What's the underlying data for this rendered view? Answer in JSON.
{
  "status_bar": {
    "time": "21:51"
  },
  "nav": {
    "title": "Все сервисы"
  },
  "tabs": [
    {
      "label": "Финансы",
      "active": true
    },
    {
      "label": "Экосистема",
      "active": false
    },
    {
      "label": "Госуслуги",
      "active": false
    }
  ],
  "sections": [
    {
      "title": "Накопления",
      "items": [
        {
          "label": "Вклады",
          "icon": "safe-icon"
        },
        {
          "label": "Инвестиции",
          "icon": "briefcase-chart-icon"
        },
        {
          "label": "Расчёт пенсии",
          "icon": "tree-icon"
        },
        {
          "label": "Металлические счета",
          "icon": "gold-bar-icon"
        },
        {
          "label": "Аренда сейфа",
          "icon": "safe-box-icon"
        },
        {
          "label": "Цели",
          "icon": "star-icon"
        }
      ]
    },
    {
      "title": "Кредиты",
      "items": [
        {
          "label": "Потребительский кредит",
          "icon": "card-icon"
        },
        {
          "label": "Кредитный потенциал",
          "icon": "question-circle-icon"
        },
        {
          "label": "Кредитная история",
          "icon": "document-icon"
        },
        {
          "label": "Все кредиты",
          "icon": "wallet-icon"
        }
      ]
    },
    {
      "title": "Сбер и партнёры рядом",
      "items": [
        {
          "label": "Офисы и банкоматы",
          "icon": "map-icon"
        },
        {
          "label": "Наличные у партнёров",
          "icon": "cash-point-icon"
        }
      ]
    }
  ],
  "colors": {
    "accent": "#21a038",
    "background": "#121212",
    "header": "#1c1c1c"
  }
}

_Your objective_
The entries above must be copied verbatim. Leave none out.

_Response to the exercise_
What's the underlying data for this rendered view? Answer in JSON.
{
  "status_bar": {
    "time": "21:51"
  },
  "nav": {
    "title": "Все сервисы"
  },
  "tabs": [
    {
      "label": "Финансы",
      "active": true
    },
    {
      "label": "Экосистема",
      "active": false
    },
    {
      "label": "Госуслуги",
      "active": false
    }
  ],
  "sections": [
    {
      "title": "Накопления",
      "items": [
        {
          "label": "Вклады",
          "icon": "safe-icon"
        },
        {
          "label": "Инвестиции",
          "icon": "briefcase-chart-icon"
        },
        {
          "label": "Расчёт пенсии",
          "icon": "tree-icon"
        },
        {
          "label": "Металлические счета",
          "icon": "gold-bar-icon"
        },
        {
          "label": "Аренда сейфа",
          "icon": "safe-box-icon"
        },
        {
          "label": "Цели",
          "icon": "star-icon"
        }
      ]
    },
    {
      "title": "Кредиты",
      "items": [
        {
          "label": "Потребительский кредит",
          "icon": "card-icon"
        },
        {
          "label": "Кредитный потенциал",
          "icon": "question-circle-icon"
        },
        {
          "label": "Кредитная история",
          "icon": "document-icon"
        },
        {
          "label": "Все кредиты",
          "icon": "wallet-icon"
        }
      ]
    },
    {
      "title": "Сбер и партнёры рядом",
      "items": [
        {
          "label": "Офисы и банкоматы",
          "icon": "map-icon"
        },
        {
          "label": "Наличные у партнёров",
          "icon": "cash-point-icon"
        }
      ]
    }
  ],
  "colors": {
    "accent": "#21a038",
    "background": "#121212",
    "header": "#1c1c1c"
  }
}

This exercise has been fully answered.